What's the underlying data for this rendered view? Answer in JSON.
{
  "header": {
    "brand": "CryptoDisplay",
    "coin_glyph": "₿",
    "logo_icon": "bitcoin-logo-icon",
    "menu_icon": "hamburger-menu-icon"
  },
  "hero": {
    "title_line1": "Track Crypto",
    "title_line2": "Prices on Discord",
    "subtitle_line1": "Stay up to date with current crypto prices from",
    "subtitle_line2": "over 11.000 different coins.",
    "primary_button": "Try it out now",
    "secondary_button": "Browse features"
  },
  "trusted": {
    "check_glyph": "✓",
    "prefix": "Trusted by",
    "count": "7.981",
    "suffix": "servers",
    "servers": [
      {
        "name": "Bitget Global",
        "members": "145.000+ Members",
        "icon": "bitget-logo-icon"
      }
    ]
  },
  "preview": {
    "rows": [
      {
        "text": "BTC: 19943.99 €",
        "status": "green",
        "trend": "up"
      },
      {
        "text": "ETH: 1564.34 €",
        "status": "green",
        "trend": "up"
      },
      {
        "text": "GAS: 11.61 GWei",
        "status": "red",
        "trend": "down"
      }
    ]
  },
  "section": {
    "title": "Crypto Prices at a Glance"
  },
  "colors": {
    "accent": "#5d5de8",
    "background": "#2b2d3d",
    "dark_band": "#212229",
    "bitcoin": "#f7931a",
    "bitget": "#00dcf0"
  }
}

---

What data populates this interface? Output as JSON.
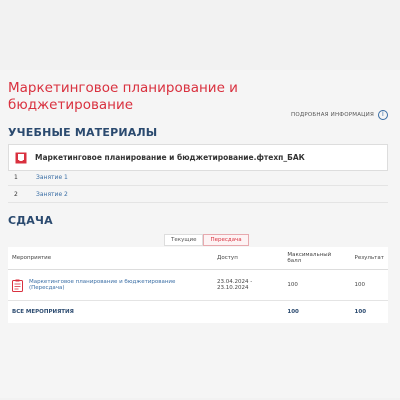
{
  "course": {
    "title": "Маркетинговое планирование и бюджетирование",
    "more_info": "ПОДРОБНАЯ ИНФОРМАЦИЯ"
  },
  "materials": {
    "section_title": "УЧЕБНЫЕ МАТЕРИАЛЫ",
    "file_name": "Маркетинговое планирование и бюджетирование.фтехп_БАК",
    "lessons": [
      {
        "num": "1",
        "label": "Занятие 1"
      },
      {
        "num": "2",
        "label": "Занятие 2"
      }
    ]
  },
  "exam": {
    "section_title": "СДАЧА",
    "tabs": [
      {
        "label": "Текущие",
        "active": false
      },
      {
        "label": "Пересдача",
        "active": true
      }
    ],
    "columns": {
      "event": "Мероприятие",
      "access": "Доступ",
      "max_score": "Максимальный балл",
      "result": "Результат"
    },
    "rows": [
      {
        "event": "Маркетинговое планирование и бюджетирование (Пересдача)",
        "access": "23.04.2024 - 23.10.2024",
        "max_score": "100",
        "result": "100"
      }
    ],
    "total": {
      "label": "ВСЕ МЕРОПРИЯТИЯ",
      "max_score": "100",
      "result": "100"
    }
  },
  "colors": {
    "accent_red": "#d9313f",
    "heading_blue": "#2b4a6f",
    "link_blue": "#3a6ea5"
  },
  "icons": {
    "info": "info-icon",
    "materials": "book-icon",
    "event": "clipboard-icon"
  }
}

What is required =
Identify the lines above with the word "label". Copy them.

Response =
        "label": "Занятие 1"
        "label": "Занятие 2"
        "label": "Текущие",
        "label": "Пересдача",
      "label": "ВСЕ МЕРОПРИЯТИЯ",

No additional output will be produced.